* [What the task asks]
The answer must be an exact copy of the records below, with every picture left out.

* [Records for the task]
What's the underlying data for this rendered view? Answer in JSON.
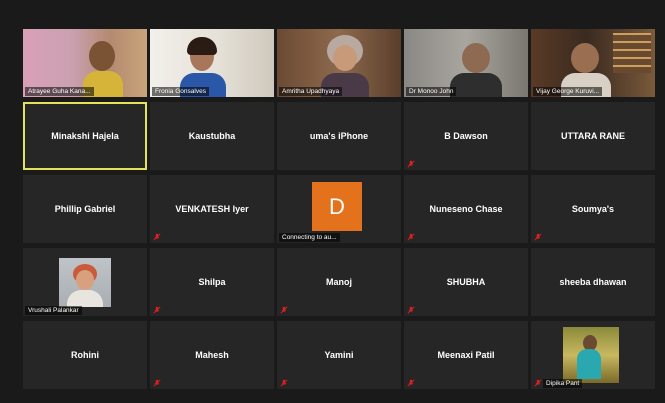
{
  "colors": {
    "background": "#1a1a1a",
    "tile": "#262626",
    "active_border": "#e3e35a",
    "mute_icon": "#e02020",
    "avatar_d": "#e4721c"
  },
  "row1": [
    {
      "name": "Atrayee Guha Kana..."
    },
    {
      "name": "Fronia Gonsalves"
    },
    {
      "name": "Amritha Upadhyaya"
    },
    {
      "name": "Dr Monoo John"
    },
    {
      "name": "Vijay George Kuruvi..."
    }
  ],
  "row2": [
    {
      "name": "Minakshi Hajela"
    },
    {
      "name": "Kaustubha"
    },
    {
      "name": "uma's iPhone"
    },
    {
      "name": "B Dawson"
    },
    {
      "name": "UTTARA RANE"
    }
  ],
  "row3": [
    {
      "name": "Phillip Gabriel"
    },
    {
      "name": "VENKATESH Iyer"
    },
    {
      "name": "Connecting to au...",
      "avatar": "D"
    },
    {
      "name": "Nuneseno Chase"
    },
    {
      "name": "Soumya's"
    }
  ],
  "row4": [
    {
      "name": "Vrushali Palankar"
    },
    {
      "name": "Shilpa"
    },
    {
      "name": "Manoj"
    },
    {
      "name": "SHUBHA"
    },
    {
      "name": "sheeba dhawan"
    }
  ],
  "row5": [
    {
      "name": "Rohini"
    },
    {
      "name": "Mahesh"
    },
    {
      "name": "Yamini"
    },
    {
      "name": "Meenaxi Patil"
    },
    {
      "name": "Dipika Pant"
    }
  ]
}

* [The completed task]
What's the underlying data for this rendered view? Answer in JSON.
{
  "colors": {
    "background": "#1a1a1a",
    "tile": "#262626",
    "active_border": "#e3e35a",
    "mute_icon": "#e02020",
    "avatar_d": "#e4721c"
  },
  "row1": [
    {
      "name": "Atrayee Guha Kana..."
    },
    {
      "name": "Fronia Gonsalves"
    },
    {
      "name": "Amritha Upadhyaya"
    },
    {
      "name": "Dr Monoo John"
    },
    {
      "name": "Vijay George Kuruvi..."
    }
  ],
  "row2": [
    {
      "name": "Minakshi Hajela"
    },
    {
      "name": "Kaustubha"
    },
    {
      "name": "uma's iPhone"
    },
    {
      "name": "B Dawson"
    },
    {
      "name": "UTTARA RANE"
    }
  ],
  "row3": [
    {
      "name": "Phillip Gabriel"
    },
    {
      "name": "VENKATESH Iyer"
    },
    {
      "name": "Connecting to au...",
      "avatar": "D"
    },
    {
      "name": "Nuneseno Chase"
    },
    {
      "name": "Soumya's"
    }
  ],
  "row4": [
    {
      "name": "Vrushali Palankar"
    },
    {
      "name": "Shilpa"
    },
    {
      "name": "Manoj"
    },
    {
      "name": "SHUBHA"
    },
    {
      "name": "sheeba dhawan"
    }
  ],
  "row5": [
    {
      "name": "Rohini"
    },
    {
      "name": "Mahesh"
    },
    {
      "name": "Yamini"
    },
    {
      "name": "Meenaxi Patil"
    },
    {
      "name": "Dipika Pant"
    }
  ]
}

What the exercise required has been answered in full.